### WORK TO COMPLETE
Each line in the entries below that holds the string "icon" must be copied.

⟨

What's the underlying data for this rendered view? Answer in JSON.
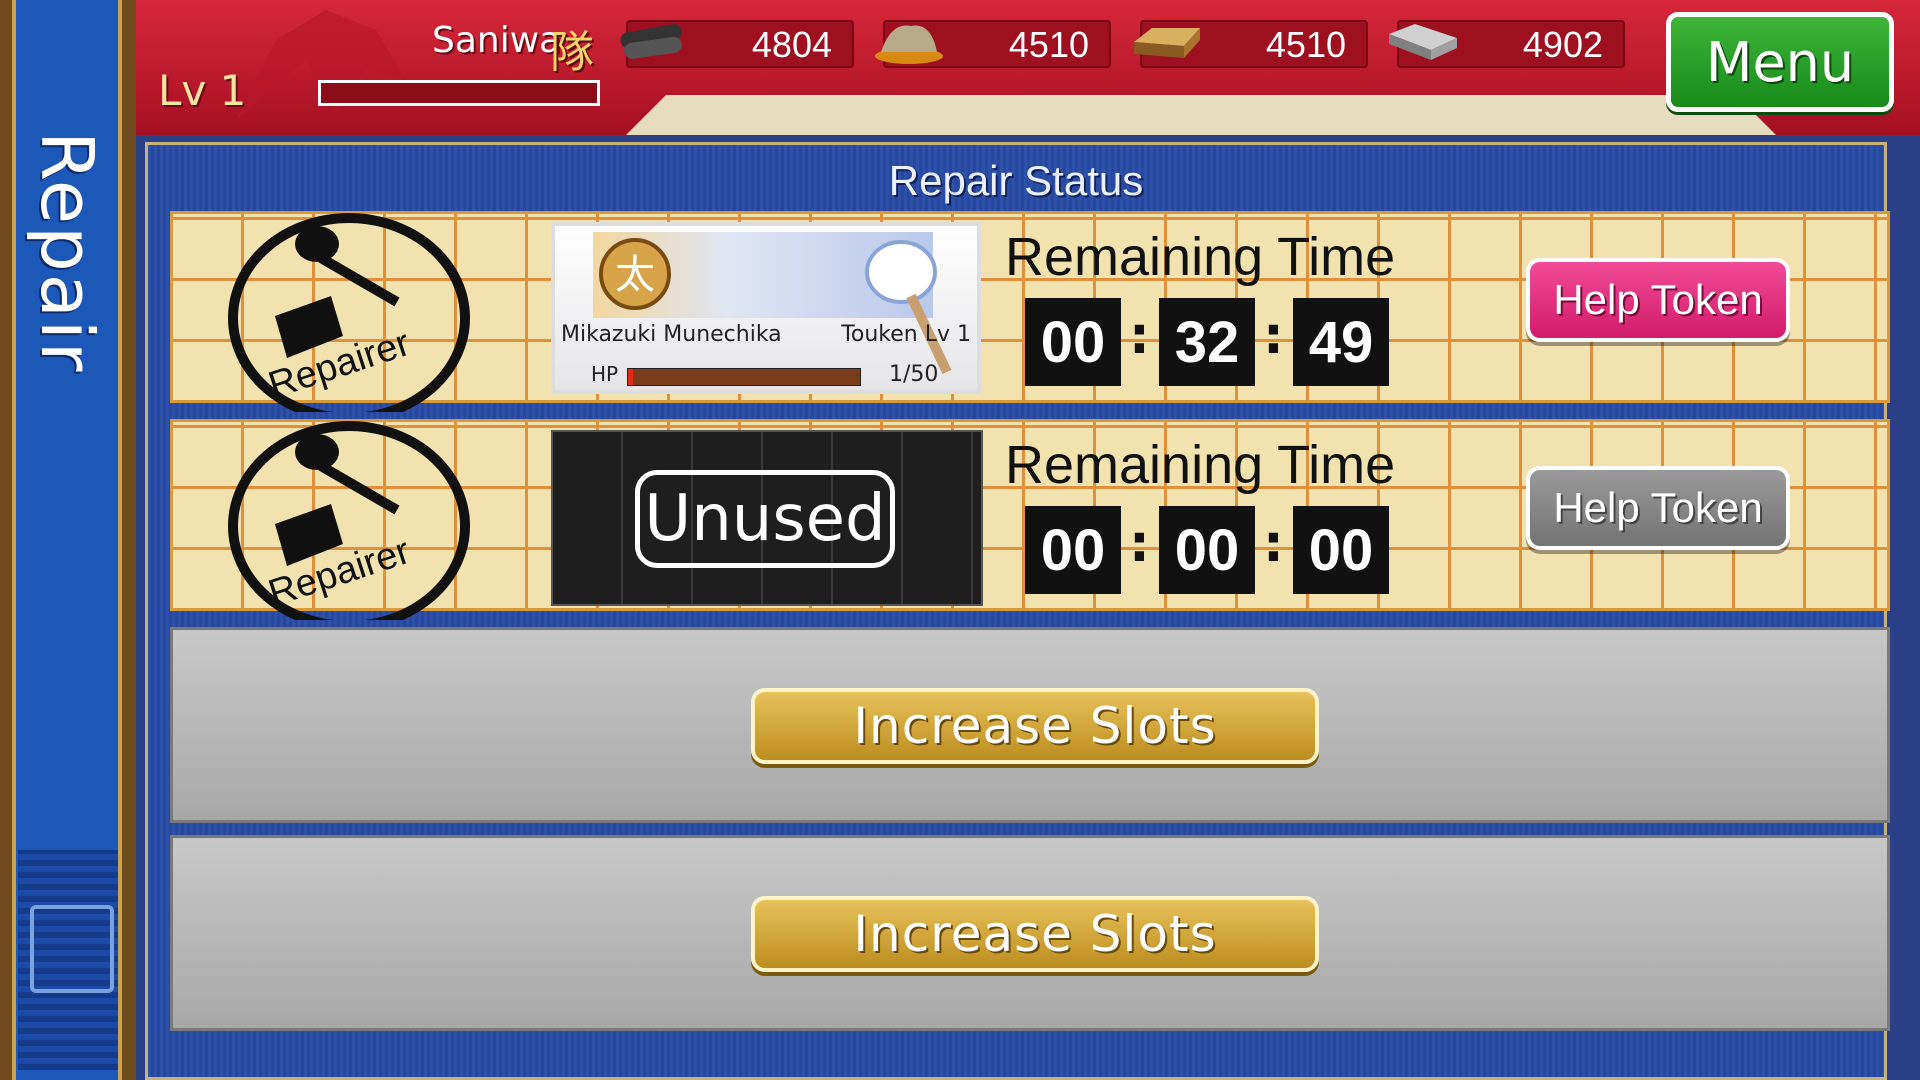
{
  "side_tab": {
    "title": "Repair"
  },
  "header": {
    "player_name": "Saniwa",
    "player_kanji": "隊",
    "level": "Lv 1",
    "exp_fraction": 0.0,
    "resources": [
      {
        "icon": "charcoal-icon",
        "value": "4804"
      },
      {
        "icon": "steel-icon",
        "value": "4510"
      },
      {
        "icon": "cooling-material-icon",
        "value": "4510"
      },
      {
        "icon": "whetstone-icon",
        "value": "4902"
      }
    ],
    "menu_label": "Menu"
  },
  "panel": {
    "title": "Repair Status",
    "slots": [
      {
        "repairer_label": "Repairer",
        "sword_name": "Mikazuki Munechika",
        "sword_level_label": "Touken Lv",
        "sword_level": "1",
        "hp_label": "HP",
        "hp_value": "1/50",
        "hp_fraction": 0.02,
        "remaining_label": "Remaining Time",
        "time": [
          "00",
          "32",
          "49"
        ],
        "help_label": "Help Token"
      },
      {
        "repairer_label": "Repairer",
        "status": "Unused",
        "remaining_label": "Remaining Time",
        "time": [
          "00",
          "00",
          "00"
        ],
        "help_label": "Help Token"
      }
    ],
    "increase_label": "Increase Slots"
  },
  "colors": {
    "header_red": "#c41a2e",
    "panel_blue": "#2e51a8",
    "help_active": "#e0307f",
    "menu_green": "#2a9e2a"
  }
}
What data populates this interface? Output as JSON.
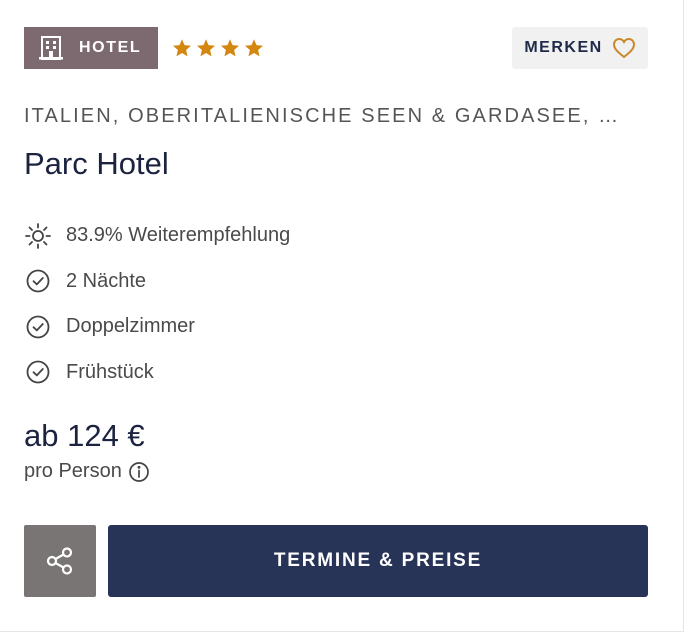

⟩

### EXERCISE OUTPUT
        "icon": "charcoal-icon",
        "icon": "steel-icon",
        "icon": "cooling-material-icon",
        "icon": "whetstone-icon",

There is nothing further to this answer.